§ Exercise requirements
Copy the records exactly. Include every line.

Records from a dataset:
*****

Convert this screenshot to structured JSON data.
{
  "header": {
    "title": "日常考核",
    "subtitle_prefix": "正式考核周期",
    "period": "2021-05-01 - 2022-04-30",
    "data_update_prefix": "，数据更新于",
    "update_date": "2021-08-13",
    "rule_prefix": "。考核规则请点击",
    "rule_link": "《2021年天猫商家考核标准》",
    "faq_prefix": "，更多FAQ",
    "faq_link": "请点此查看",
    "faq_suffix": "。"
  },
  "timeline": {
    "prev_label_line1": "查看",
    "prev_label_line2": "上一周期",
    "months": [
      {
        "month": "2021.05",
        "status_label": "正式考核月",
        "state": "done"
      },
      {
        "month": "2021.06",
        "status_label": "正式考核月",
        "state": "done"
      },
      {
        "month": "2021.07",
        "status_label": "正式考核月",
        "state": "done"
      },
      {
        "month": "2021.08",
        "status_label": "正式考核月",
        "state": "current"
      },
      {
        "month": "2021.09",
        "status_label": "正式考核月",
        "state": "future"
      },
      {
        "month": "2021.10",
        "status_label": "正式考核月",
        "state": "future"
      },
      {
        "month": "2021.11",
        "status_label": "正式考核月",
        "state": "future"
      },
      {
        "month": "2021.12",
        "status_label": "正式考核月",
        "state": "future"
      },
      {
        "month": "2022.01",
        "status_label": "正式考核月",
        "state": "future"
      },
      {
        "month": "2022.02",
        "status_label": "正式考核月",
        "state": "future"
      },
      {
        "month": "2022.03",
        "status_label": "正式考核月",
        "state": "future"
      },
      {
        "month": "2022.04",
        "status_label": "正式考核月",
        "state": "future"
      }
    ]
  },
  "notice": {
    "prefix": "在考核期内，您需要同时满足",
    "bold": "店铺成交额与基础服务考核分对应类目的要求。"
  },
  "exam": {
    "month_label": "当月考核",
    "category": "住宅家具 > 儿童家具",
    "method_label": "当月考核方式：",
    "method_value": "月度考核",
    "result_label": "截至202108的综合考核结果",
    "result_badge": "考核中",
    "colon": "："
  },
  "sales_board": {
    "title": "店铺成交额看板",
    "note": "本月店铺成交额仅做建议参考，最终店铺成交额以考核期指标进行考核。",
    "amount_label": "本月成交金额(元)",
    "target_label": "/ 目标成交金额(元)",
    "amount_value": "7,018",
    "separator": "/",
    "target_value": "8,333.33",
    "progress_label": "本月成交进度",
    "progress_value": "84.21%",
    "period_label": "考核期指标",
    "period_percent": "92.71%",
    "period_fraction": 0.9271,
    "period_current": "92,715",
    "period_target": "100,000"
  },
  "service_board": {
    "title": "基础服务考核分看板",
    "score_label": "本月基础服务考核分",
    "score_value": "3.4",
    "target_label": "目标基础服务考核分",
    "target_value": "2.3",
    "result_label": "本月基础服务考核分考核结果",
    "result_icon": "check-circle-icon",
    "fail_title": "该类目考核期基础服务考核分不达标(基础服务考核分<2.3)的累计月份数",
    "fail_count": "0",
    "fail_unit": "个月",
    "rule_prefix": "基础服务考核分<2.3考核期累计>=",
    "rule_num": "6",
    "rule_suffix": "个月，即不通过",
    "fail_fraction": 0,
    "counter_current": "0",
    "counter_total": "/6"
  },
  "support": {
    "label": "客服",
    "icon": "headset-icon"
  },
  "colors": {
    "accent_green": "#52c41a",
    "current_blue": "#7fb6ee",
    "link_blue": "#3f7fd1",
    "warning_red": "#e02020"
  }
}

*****

§ Exercise response
Convert this screenshot to structured JSON data.
{
  "header": {
    "title": "日常考核",
    "subtitle_prefix": "正式考核周期",
    "period": "2021-05-01 - 2022-04-30",
    "data_update_prefix": "，数据更新于",
    "update_date": "2021-08-13",
    "rule_prefix": "。考核规则请点击",
    "rule_link": "《2021年天猫商家考核标准》",
    "faq_prefix": "，更多FAQ",
    "faq_link": "请点此查看",
    "faq_suffix": "。"
  },
  "timeline": {
    "prev_label_line1": "查看",
    "prev_label_line2": "上一周期",
    "months": [
      {
        "month": "2021.05",
        "status_label": "正式考核月",
        "state": "done"
      },
      {
        "month": "2021.06",
        "status_label": "正式考核月",
        "state": "done"
      },
      {
        "month": "2021.07",
        "status_label": "正式考核月",
        "state": "done"
      },
      {
        "month": "2021.08",
        "status_label": "正式考核月",
        "state": "current"
      },
      {
        "month": "2021.09",
        "status_label": "正式考核月",
        "state": "future"
      },
      {
        "month": "2021.10",
        "status_label": "正式考核月",
        "state": "future"
      },
      {
        "month": "2021.11",
        "status_label": "正式考核月",
        "state": "future"
      },
      {
        "month": "2021.12",
        "status_label": "正式考核月",
        "state": "future"
      },
      {
        "month": "2022.01",
        "status_label": "正式考核月",
        "state": "future"
      },
      {
        "month": "2022.02",
        "status_label": "正式考核月",
        "state": "future"
      },
      {
        "month": "2022.03",
        "status_label": "正式考核月",
        "state": "future"
      },
      {
        "month": "2022.04",
        "status_label": "正式考核月",
        "state": "future"
      }
    ]
  },
  "notice": {
    "prefix": "在考核期内，您需要同时满足",
    "bold": "店铺成交额与基础服务考核分对应类目的要求。"
  },
  "exam": {
    "month_label": "当月考核",
    "category": "住宅家具 > 儿童家具",
    "method_label": "当月考核方式：",
    "method_value": "月度考核",
    "result_label": "截至202108的综合考核结果",
    "result_badge": "考核中",
    "colon": "："
  },
  "sales_board": {
    "title": "店铺成交额看板",
    "note": "本月店铺成交额仅做建议参考，最终店铺成交额以考核期指标进行考核。",
    "amount_label": "本月成交金额(元)",
    "target_label": "/ 目标成交金额(元)",
    "amount_value": "7,018",
    "separator": "/",
    "target_value": "8,333.33",
    "progress_label": "本月成交进度",
    "progress_value": "84.21%",
    "period_label": "考核期指标",
    "period_percent": "92.71%",
    "period_fraction": 0.9271,
    "period_current": "92,715",
    "period_target": "100,000"
  },
  "service_board": {
    "title": "基础服务考核分看板",
    "score_label": "本月基础服务考核分",
    "score_value": "3.4",
    "target_label": "目标基础服务考核分",
    "target_value": "2.3",
    "result_label": "本月基础服务考核分考核结果",
    "result_icon": "check-circle-icon",
    "fail_title": "该类目考核期基础服务考核分不达标(基础服务考核分<2.3)的累计月份数",
    "fail_count": "0",
    "fail_unit": "个月",
    "rule_prefix": "基础服务考核分<2.3考核期累计>=",
    "rule_num": "6",
    "rule_suffix": "个月，即不通过",
    "fail_fraction": 0,
    "counter_current": "0",
    "counter_total": "/6"
  },
  "support": {
    "label": "客服",
    "icon": "headset-icon"
  },
  "colors": {
    "accent_green": "#52c41a",
    "current_blue": "#7fb6ee",
    "link_blue": "#3f7fd1",
    "warning_red": "#e02020"
  }
}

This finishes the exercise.